### Your objective
Check every line of the material for the word "content". Copy those that have it.

━━━━━━━━

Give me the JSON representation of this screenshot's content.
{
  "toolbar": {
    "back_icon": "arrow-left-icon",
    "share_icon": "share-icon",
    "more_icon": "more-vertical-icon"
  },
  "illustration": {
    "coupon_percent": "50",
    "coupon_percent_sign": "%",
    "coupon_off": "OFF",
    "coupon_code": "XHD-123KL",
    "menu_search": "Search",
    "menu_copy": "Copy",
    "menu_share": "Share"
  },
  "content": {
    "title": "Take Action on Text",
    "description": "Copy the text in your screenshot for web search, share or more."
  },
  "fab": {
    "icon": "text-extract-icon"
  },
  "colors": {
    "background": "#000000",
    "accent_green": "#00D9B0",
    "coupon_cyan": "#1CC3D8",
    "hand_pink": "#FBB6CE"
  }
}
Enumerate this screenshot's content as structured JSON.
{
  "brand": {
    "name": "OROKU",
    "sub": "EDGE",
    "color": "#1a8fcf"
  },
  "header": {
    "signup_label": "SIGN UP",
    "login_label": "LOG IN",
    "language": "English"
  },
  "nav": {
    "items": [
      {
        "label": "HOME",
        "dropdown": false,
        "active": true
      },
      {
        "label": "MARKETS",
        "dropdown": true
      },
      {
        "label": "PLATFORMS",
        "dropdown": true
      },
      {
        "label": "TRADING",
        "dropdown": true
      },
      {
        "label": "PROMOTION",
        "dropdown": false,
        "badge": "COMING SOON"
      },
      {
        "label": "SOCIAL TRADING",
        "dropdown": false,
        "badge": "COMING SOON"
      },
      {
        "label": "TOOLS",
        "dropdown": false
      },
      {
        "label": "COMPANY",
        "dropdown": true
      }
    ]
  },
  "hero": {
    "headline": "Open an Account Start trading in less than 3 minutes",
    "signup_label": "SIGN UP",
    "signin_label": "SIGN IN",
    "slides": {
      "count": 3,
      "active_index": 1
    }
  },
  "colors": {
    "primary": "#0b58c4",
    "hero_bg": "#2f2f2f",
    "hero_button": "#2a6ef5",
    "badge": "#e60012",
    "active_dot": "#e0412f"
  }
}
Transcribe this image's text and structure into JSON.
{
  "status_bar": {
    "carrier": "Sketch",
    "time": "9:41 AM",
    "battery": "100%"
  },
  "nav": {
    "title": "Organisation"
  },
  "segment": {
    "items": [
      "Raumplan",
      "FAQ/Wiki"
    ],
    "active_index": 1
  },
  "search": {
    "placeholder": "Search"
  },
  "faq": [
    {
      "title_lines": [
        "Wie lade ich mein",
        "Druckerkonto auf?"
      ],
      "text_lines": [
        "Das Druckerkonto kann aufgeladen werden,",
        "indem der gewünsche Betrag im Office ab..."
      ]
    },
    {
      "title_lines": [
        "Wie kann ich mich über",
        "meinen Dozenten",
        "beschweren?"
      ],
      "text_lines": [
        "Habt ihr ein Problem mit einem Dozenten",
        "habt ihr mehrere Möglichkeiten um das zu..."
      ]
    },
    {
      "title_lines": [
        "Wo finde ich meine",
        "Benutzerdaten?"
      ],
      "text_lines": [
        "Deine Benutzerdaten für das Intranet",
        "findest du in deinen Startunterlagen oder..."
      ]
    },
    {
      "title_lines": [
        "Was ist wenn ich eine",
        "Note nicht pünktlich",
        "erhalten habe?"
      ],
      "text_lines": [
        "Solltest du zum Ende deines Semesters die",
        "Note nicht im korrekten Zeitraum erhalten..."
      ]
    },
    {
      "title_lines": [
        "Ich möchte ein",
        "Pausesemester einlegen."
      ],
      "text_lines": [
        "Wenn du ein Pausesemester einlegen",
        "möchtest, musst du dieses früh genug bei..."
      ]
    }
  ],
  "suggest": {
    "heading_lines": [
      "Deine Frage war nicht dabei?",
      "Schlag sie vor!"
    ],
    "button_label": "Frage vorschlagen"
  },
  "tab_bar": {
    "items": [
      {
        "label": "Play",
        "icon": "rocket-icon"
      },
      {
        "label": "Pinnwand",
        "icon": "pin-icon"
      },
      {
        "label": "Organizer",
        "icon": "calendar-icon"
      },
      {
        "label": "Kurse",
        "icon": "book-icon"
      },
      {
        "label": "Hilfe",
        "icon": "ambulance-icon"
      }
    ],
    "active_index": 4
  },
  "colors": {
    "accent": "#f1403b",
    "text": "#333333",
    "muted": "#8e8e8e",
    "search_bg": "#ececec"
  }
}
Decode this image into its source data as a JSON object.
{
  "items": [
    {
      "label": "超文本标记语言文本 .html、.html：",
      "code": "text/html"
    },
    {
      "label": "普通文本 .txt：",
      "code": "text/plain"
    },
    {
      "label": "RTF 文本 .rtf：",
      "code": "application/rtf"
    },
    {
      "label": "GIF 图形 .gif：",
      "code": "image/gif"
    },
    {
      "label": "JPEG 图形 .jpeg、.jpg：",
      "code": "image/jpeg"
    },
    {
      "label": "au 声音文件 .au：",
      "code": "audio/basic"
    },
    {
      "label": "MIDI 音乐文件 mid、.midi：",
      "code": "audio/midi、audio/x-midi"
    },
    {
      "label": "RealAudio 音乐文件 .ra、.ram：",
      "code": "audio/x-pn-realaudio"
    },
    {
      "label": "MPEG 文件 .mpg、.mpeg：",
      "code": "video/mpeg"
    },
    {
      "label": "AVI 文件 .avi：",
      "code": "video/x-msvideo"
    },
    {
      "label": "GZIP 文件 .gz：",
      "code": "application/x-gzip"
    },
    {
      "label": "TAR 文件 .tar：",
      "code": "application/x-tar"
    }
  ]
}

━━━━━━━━

### Written answer
Give me the JSON representation of this screenshot's content.
  "content": {
Enumerate this screenshot's content as structured JSON.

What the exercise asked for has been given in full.